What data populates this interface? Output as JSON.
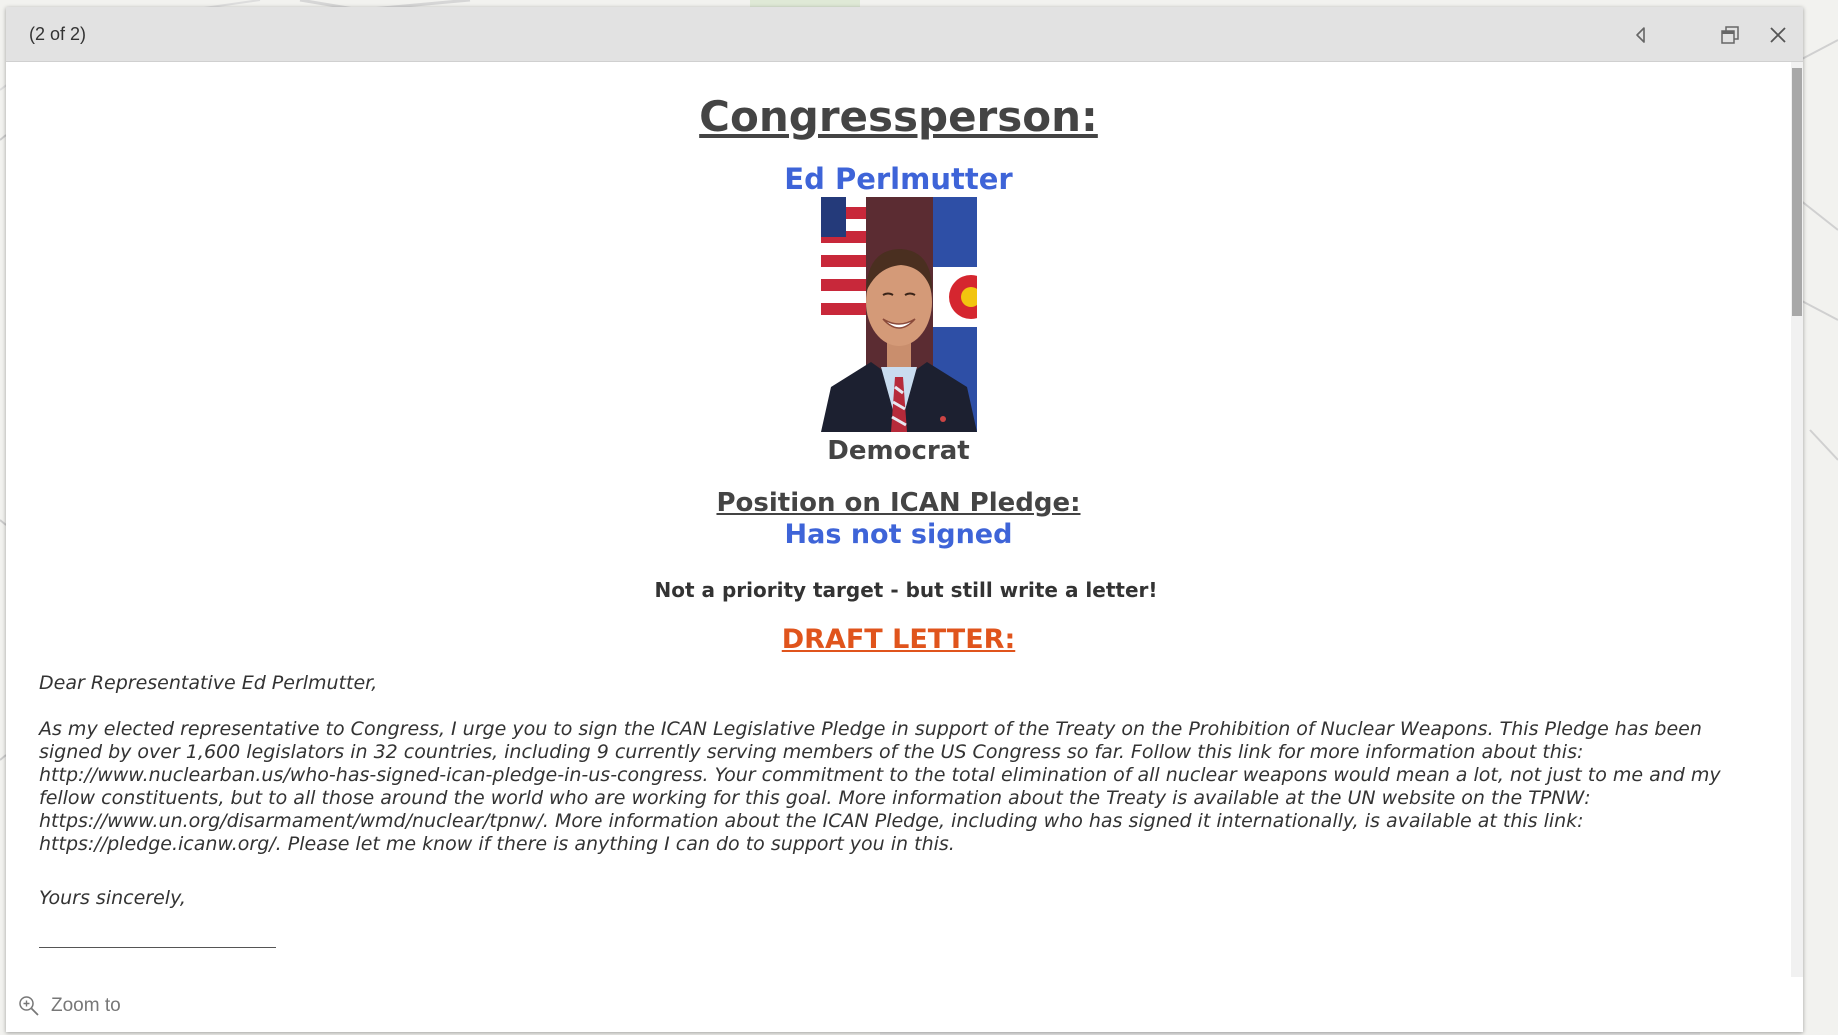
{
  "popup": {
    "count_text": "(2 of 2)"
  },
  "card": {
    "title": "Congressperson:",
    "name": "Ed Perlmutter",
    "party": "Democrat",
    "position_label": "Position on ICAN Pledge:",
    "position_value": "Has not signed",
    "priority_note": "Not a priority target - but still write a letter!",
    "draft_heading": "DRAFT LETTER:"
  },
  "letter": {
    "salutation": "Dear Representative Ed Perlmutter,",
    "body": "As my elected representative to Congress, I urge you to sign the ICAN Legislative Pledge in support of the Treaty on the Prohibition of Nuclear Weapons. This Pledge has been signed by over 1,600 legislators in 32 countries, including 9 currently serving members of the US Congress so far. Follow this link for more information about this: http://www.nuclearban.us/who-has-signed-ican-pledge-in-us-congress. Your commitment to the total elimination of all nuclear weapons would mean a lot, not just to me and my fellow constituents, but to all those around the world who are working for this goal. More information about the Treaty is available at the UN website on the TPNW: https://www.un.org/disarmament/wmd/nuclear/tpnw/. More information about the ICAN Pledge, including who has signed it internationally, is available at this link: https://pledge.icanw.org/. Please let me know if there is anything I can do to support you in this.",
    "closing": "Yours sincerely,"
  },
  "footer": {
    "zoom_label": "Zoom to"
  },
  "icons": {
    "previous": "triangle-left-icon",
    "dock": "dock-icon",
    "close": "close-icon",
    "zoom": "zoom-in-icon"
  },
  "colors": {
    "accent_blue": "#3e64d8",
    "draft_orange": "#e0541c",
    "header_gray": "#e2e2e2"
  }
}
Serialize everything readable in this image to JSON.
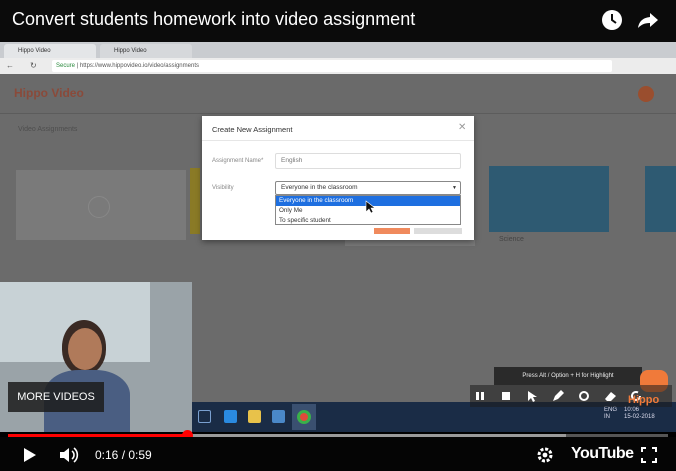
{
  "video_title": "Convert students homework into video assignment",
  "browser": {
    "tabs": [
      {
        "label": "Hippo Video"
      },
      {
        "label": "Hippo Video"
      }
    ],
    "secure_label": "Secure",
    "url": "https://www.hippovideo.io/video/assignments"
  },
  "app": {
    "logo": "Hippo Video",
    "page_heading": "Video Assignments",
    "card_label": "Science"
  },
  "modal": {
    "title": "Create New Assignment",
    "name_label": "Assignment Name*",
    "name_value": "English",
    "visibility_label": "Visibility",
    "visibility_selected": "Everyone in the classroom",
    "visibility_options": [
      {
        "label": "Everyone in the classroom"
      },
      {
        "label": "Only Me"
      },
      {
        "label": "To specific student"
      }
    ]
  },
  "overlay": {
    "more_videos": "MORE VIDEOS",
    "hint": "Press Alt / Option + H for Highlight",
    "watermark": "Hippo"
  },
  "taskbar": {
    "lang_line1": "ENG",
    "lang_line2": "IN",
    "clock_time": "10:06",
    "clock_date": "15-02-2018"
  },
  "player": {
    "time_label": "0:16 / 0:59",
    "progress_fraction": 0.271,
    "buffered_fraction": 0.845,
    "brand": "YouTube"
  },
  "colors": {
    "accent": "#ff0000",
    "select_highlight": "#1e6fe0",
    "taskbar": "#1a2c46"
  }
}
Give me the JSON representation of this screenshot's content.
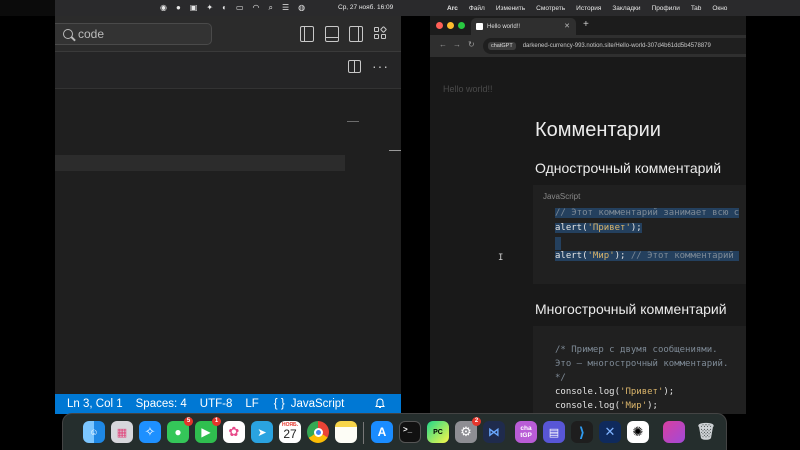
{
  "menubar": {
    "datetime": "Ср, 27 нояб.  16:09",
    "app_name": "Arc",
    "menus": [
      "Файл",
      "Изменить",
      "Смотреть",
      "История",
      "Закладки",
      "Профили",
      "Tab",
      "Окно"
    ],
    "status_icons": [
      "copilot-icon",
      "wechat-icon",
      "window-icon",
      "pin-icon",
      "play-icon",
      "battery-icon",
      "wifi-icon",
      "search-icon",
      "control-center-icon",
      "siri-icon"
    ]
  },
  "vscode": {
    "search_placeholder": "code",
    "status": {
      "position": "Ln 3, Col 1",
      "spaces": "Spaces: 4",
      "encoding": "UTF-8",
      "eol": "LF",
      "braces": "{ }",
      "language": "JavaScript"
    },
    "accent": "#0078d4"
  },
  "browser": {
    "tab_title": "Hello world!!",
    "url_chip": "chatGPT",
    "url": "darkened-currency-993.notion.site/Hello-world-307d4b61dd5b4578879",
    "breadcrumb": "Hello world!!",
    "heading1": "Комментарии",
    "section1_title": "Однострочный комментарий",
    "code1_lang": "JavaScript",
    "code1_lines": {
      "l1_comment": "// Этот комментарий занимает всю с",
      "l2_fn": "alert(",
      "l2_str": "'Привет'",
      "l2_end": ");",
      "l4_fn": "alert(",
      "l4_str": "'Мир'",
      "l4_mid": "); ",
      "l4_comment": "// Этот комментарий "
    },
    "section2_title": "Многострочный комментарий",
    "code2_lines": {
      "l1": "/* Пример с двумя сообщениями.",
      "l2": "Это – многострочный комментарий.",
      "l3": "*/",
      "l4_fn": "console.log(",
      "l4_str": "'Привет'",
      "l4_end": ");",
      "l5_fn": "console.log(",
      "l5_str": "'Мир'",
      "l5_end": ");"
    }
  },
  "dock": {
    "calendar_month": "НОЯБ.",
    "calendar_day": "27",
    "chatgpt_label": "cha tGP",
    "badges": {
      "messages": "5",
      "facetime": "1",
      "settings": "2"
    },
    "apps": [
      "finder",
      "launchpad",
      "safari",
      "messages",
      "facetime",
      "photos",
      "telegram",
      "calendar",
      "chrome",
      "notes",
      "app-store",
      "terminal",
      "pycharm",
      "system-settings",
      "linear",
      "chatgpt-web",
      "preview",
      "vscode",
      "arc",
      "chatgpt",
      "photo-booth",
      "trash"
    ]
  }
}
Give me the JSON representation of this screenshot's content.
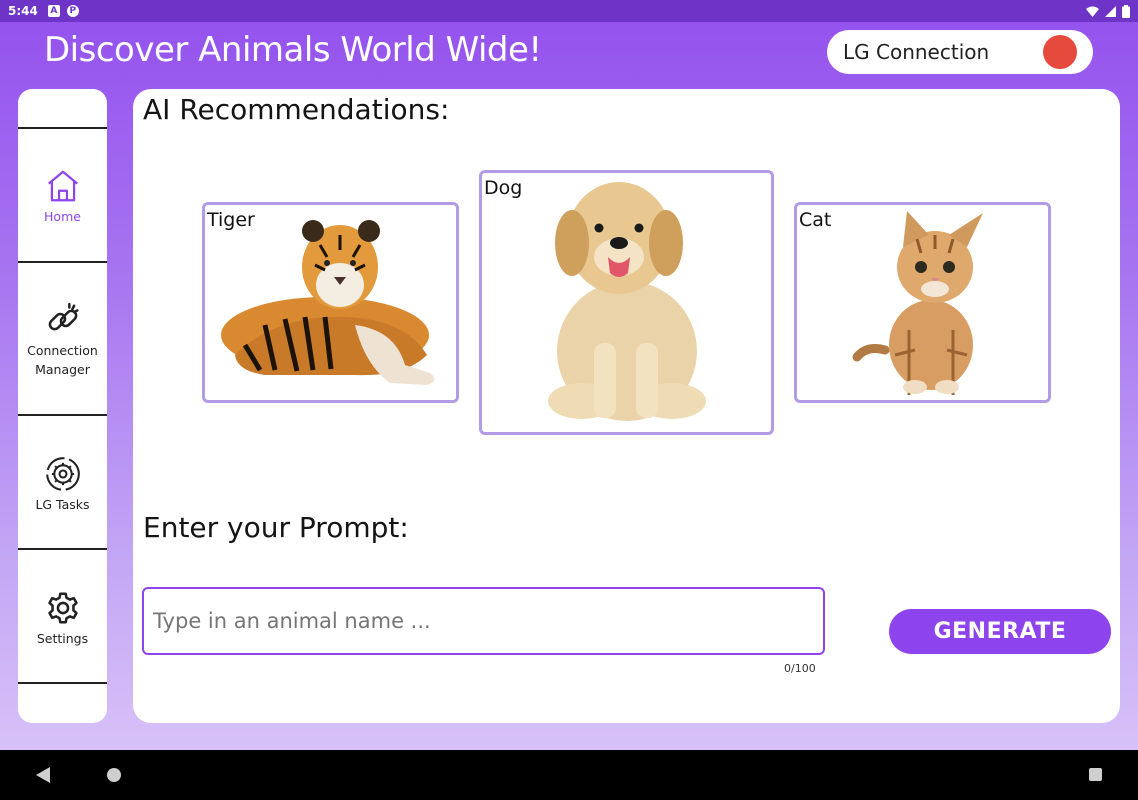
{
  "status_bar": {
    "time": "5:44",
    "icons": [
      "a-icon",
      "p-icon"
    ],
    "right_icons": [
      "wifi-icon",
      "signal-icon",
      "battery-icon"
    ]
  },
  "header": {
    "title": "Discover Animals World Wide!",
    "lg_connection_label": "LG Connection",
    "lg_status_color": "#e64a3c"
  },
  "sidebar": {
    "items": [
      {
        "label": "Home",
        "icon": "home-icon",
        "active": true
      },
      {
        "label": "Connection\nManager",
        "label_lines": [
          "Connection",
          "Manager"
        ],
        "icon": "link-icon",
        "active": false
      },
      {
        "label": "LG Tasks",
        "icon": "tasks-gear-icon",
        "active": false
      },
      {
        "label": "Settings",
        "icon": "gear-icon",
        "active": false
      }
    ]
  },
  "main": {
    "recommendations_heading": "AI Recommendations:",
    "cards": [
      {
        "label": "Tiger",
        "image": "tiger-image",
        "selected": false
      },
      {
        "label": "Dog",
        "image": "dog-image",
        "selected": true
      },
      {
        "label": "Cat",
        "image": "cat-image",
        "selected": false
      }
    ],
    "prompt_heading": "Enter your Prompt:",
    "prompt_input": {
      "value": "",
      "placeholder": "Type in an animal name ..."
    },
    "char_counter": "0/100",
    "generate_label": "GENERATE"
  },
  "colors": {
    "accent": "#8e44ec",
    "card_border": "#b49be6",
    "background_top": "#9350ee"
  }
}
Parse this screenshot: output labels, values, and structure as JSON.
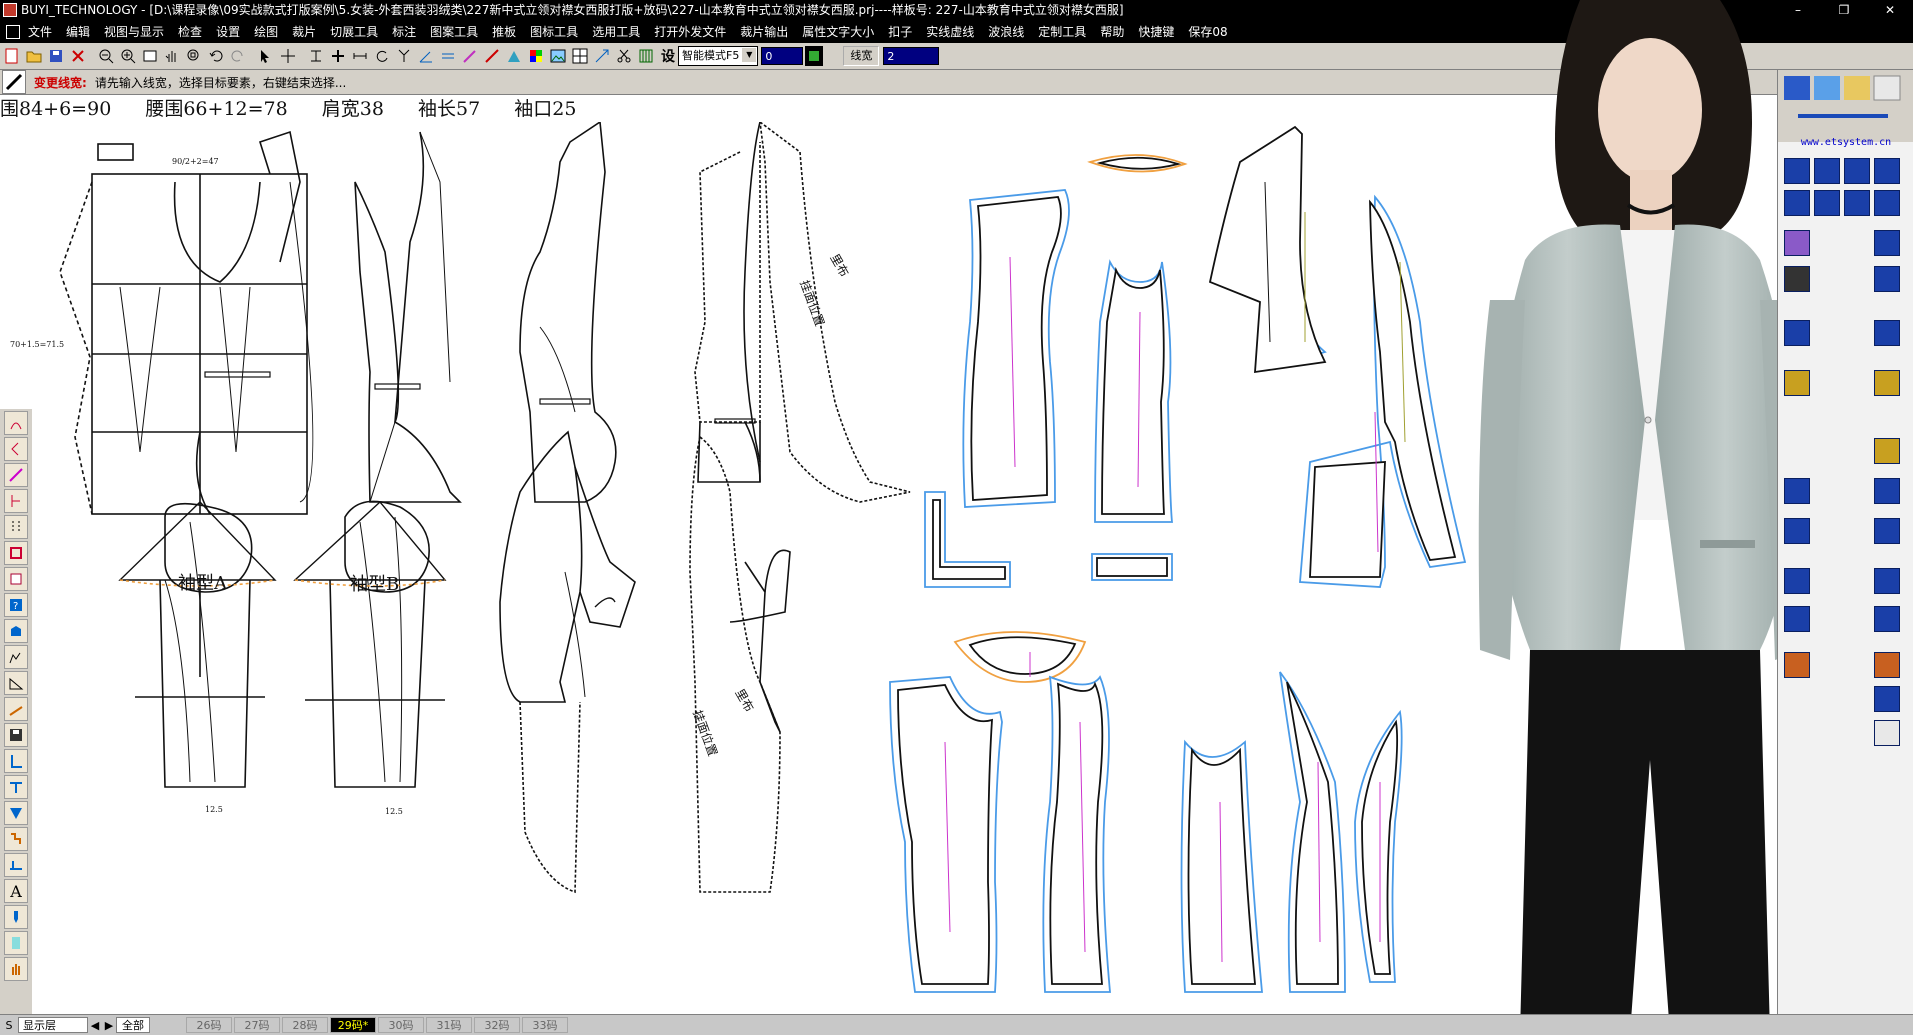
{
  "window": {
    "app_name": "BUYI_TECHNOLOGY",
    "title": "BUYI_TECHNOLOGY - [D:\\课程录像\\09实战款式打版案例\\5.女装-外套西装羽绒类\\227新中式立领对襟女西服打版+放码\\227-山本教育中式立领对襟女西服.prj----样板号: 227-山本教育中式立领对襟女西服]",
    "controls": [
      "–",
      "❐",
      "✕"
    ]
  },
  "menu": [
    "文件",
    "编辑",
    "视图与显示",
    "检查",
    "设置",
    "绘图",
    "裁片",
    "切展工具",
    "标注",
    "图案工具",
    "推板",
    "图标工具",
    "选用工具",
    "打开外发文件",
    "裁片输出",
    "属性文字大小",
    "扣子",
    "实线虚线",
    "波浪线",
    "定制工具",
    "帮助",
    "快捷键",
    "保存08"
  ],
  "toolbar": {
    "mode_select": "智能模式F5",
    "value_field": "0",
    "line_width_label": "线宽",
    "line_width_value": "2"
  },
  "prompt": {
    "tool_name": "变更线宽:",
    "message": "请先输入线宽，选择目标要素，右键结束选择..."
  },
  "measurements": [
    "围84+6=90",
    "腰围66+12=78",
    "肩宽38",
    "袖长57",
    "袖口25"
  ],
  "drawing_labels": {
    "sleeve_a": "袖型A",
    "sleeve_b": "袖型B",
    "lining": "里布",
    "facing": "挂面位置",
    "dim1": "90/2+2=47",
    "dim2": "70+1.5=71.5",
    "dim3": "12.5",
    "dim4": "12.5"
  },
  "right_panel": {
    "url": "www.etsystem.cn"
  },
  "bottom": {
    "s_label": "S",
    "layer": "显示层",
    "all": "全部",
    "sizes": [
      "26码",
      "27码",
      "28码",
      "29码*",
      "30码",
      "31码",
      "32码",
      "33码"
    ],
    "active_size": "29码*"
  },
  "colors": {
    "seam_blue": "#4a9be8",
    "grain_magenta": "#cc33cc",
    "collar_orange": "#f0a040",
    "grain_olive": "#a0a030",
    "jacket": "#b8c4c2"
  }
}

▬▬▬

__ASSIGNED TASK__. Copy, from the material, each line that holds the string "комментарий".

__ANSWER BELOW__.
    "section1_title": "Однострочный комментарий",
      "l1_comment": "// Этот комментарий занимает всю с",
      "l4_comment": "// Этот комментарий "
    "section2_title": "Многострочный комментарий",
      "l2": "Это – многострочный комментарий.",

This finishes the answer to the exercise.